A year after a church in West Java won a court battle over whether it could erect a worship building, Islamic extremists have blocked construction through attacks and intimidation tactics, church leaders said.
A mob of 50 Muslim extremists on Sept. 12 attacked construction workers at the Batak Christian Protestant Church (Huria Kristen Batak Protestan, or HKBP) site in Cinere village, near Depok City, in Limo district, eyewitnesses said; the 24 workers, who were on break, fled from the attackers, who chased them brandishing wooden boards studded with nails. Cinere village police arrived to restore order, but the mob left behind seven banners opposing the construction.
Three days later, Islamic groups demonstrated near the construction site on Puri Pesanggarahan IV St., demanding that all Christian activities in the area cease. About 70 Muslims participated in the demonstration, trying to approach the construction site until hundreds of police repelled them. Police have continued guarding the site.
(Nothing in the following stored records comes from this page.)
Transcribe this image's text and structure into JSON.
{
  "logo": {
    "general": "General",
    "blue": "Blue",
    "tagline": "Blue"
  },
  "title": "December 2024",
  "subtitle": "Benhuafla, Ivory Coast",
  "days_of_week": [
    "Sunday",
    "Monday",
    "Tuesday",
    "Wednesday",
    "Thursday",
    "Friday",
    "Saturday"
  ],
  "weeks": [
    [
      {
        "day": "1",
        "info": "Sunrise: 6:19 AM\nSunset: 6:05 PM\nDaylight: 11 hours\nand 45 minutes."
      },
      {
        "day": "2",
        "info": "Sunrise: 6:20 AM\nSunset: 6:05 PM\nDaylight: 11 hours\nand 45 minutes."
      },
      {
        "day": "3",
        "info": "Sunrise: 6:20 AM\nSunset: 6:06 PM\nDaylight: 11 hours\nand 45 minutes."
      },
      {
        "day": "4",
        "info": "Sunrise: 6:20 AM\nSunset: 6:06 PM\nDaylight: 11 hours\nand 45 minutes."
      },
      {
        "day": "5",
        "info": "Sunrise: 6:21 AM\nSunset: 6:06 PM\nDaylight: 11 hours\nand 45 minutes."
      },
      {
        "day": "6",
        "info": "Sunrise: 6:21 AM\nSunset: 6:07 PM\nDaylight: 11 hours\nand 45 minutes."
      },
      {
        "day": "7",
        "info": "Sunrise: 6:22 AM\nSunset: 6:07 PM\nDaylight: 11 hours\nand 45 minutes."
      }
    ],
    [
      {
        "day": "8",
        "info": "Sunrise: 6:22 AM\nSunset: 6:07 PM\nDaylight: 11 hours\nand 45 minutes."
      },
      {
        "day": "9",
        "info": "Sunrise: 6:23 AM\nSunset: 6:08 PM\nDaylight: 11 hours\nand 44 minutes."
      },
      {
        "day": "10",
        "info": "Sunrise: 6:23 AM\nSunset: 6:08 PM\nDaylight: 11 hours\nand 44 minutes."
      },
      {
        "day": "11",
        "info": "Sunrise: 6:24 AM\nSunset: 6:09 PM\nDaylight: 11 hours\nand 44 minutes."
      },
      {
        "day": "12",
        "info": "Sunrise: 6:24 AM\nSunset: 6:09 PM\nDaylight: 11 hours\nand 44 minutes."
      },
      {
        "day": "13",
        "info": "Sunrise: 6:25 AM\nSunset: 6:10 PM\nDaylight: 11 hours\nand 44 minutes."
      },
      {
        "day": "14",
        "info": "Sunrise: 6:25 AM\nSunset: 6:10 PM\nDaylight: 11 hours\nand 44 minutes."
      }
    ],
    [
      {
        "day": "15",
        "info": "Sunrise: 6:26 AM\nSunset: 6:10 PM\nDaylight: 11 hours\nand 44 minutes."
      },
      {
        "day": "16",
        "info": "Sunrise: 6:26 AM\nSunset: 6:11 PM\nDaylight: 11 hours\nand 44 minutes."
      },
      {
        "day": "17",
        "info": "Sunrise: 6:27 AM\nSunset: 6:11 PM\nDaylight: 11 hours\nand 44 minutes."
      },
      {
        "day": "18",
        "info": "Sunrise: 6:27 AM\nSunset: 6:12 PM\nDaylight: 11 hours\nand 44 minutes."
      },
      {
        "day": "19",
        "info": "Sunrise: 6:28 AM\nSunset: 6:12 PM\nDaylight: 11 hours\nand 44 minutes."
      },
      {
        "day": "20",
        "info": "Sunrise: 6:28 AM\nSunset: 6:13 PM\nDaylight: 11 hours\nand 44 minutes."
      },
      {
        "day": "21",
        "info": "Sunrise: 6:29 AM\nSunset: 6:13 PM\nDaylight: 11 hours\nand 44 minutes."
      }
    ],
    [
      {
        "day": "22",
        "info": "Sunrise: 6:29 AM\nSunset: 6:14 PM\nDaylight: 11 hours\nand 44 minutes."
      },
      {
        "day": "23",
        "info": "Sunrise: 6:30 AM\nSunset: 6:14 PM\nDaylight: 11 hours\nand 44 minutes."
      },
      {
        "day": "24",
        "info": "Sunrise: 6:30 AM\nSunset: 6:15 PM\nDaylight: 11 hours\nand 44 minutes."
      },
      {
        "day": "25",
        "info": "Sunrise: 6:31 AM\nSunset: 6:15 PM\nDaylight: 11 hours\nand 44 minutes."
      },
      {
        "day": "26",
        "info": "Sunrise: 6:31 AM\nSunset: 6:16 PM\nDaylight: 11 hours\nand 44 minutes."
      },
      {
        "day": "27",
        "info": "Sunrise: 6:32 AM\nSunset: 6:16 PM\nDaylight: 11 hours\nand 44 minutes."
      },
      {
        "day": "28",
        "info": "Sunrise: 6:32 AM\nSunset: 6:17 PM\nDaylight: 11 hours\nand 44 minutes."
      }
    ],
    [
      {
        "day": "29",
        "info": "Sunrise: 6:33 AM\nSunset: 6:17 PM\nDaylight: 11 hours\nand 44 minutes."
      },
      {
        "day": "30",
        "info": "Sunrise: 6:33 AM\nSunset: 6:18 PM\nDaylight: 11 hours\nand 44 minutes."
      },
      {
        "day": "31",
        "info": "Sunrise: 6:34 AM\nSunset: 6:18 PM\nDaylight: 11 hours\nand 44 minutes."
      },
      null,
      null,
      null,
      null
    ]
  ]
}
The church won a case in West Java State Administrative Court on Sept. 17, 2009, rescinding a local order that had revoked the church’s building permit. The Supreme Court later upheld the Bandung court’s ruling, but threats have kept the church from proceeding.
Betty Sitompul, vice-chair of the church building committee, said she has received many intimidating text messages from a group opposed to the construction.
“They demanded that the church construction be halted,” she told Compass.
Sitompul added that some of the messages were intensely angry, and that all were aimed at stopping construction.
She said she an official of the Depok municipal government contacted her requesting that construction be delayed two months in order to discuss it with area residents. With a Supreme Court decision backing their case, church leaders declined and continued building.
Sitompul said she never yielded to threat or intimidation because the church construction project has a firm legal basis in the Supreme Court decision.
“There was no need to worry any longer,” she said. “I felt the problem was solved. It is normal for some to be dissatisfied.”
The Muslim Defenders’ Front (Front Pembela Islam, or FPI) reportedly participated in the Sept. 15 demonstration, but the FPI leader for Depok City, Habib Idrus Al Gadhri, denied opposing the area HKBP church.
“The rejection is from the Cinere Islam Solidarity Forum [FSUM] not from the FPI,” Al Gadhri told Compass.
He said that the HKBP church in Cinere is not facing opposition from the FPI but from the entire Muslim community.
“If FPI members are involved, I’m not responsible,” Al Gadhri said. “My advice is for the entire Muslim community in Cinere to sit down together and not demonstrate.”
The church had originally been granted a building permit in 1998. Applications for church permits are often fraught with difficulty in Indonesia, leaving many congregations no choice but to worship in private homes, hotels or rented conference facilities. Such gatherings leave churches open to threats and intimidation from activist groups such as the FPI, which in recent years has been responsible for the closure of many unregistered churches.
Despite having the law on their side, church leaders said many in the congregation are haunted with dread amid outbreaks of Islamic ire at the presence of churches in West Java, such as the Sept. 12 attack on the HKBP church in Ciketing, Bekasi, in which an elder was seriously wounded and a pastor injured.
Peter Tobing, head of the Cinere HKBP church building committee, said that some in the congregation and building committee feared that the outbreaks of Islamic opposition will lead to chaos.
The church is planning to sue the Depok municipality based on the allegation that its actions were illegal and caused deterioration at the site. When Depok Mayor Nur Mahmudi Ismail revoked the building permit for a multipurpose building and house of worship on March 27, 2009, it led to losses for the church as the congregation had to leave it unattended for a year, according to Tobing.
“Because of this, construction began with the clearing of weeds and building materials [such as paint] that had degraded,” Tobing said.
Sitompul said the bases for the lawsuit are the court decisions declaring the Depok mayor’s revocation of the building permit to be illegal.
“The Depok municipal government must take responsibility for the losses incurred when the building permit was revoked,” she said.
The lawsuit will seek compensation for damages incurred over the last two years, she said.
“We are going to submit all the data to the Depok government,” Sitompul said. “Then we will file our suit in the Depok Municipal Court.”
The church plans to construct its multipurpose building on a 5,000-square meter lot. Construction was halted in the initial stages, with the bottom floor 30 percent completed. The church had spent some 600 million rupiahs (US$66,000), with total costs projected at 2 billion rupiahs (US$220,000).